Data Integrity and Pharmacological System Failures
In line with last year’s report, there was one critical system failure finding this year. The global pharmacovigilance system in question had failed to comply with EU and national legislation ‒ the report described this as a “serious breach”.
Data integrity at a system level involves collecting and collating safety information into an archive repository. Without that, the MAH in question had failed to:
- Report serious suspected adverse reactions to the Agency
- Carry out product safety evaluations
- Provide for system maintenance and oversight
Data Integrity in Quality Management
One particular striking finding in this year’s MHRA metrics was that major findings in the area of quality management are up by 82% compared with 2015-2016. This equates to 40 major findings, compared to 22 last year. The report noted poor implementation of risk-based audits of the pharmacovigilance system and management of non-compliance.
Capturing audit information and maintaining its credibility across multiple systems is a known problem in the pharmaceutical industry, and the MHRA found several instances of this deficiency.
What Is the Direction of Travel in MHRA Inspection Metrics?
Improvement over time seems slight, although there was a significant decrease in critical findings this year of almost 50%, as we’ve mentioned.
So what are the data integrity lessons we should take away? Data integrity is certainly a talking point in today’s pharmaceutical industry. It really is striking how many MHRA findings come down to data integrity. And more than that, it’s clear that it’s top of mind for inspectors at the MHRA and elsewhere. We know anecdotally that if data integrity issues arise during an inspection, then regulators will dig deeper.
Today’s regulatory inspectors are a new breed. No longer satisfied with paper-based record management, they are digital first and hands on in their approach. They have business intelligence expertise, and the younger ones are particularly keen to access electronic records themselves and analyse them.
This is a tricky cultural change for many in the pharmaceutical industry, where risk-based thinking can easily give rise to change aversion. But most, if not all, of the professionals in the sector that we speak to recognise that digital is here to stay. Mindful of the devastating effects of regulatory action such as an MHRA critical finding, are keen to find a way forward.
Meeting the Pharmacological Data Integrity Challenge
We speak with pharmaceutical decision-makers about archiving and preservation strategies and how best to manage metadata. We also explain that data integrity is about so much more than compliance management ‒ important though that is when it consumes up to 25% of pharma businesses’ operating costs.
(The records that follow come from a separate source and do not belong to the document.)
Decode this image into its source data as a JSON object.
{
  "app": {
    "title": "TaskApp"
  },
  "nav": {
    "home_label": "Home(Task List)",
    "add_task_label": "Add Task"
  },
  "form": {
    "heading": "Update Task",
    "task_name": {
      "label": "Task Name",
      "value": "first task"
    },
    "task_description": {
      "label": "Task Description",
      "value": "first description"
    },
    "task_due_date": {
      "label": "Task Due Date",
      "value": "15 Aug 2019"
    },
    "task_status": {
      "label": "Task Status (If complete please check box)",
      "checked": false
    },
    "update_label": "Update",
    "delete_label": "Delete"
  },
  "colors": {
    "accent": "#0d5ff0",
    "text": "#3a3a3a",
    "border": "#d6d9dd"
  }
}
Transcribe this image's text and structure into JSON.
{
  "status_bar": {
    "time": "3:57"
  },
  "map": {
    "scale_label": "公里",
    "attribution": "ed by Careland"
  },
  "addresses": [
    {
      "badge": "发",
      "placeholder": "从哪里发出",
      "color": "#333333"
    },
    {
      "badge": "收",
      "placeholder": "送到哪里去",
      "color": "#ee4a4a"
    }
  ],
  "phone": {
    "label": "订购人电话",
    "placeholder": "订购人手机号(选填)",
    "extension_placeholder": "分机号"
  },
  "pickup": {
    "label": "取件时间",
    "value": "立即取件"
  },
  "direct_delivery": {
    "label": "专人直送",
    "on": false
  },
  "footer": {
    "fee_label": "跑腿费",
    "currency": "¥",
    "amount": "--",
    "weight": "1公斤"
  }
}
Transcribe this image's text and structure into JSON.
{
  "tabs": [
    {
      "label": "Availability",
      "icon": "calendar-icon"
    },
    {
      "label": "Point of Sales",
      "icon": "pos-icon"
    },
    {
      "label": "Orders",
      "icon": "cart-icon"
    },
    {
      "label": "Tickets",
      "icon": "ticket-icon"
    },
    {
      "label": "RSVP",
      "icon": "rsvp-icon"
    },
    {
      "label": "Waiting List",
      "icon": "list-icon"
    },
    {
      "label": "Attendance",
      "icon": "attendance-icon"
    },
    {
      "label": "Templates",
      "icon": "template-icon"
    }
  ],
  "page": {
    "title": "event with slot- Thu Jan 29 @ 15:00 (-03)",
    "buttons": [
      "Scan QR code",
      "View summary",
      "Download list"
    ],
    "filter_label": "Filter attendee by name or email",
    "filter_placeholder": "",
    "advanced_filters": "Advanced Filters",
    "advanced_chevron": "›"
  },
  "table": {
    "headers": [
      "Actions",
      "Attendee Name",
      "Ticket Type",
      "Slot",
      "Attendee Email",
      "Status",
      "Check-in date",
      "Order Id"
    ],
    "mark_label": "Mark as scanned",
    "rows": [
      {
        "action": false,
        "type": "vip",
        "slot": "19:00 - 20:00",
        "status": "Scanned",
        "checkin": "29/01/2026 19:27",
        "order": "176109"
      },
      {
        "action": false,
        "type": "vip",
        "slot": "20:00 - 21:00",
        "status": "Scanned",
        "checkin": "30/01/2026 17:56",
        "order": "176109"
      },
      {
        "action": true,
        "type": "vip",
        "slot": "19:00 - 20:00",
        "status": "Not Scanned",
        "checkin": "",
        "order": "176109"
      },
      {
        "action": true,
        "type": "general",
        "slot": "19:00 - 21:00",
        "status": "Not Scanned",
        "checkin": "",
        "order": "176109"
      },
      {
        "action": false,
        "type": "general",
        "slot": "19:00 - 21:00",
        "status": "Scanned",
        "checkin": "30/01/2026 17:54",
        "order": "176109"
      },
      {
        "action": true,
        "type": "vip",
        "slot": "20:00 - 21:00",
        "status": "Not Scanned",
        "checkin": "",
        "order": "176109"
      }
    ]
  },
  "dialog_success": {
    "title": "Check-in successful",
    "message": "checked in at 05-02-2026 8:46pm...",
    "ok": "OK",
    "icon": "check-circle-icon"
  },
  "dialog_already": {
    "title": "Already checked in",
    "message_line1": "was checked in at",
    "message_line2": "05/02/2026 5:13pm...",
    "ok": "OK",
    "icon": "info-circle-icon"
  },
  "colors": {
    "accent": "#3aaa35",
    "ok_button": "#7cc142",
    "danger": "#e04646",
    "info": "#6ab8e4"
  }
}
When data integrity is in place, it safeguards patient safety and clinical excellence, and gives real-time clarity to clinical decision-making.
In its draft GxP Data Integrity Definitions and Guidance for Industry, the MHRA can be surprisingly pragmatic ‒ saying, for example, that companies should balance data risk with other quality and compliance issues. However it is insistent on the implementation of a “fully documented system that provides an acceptable state of control based on the data integrity risk with supporting rationale”.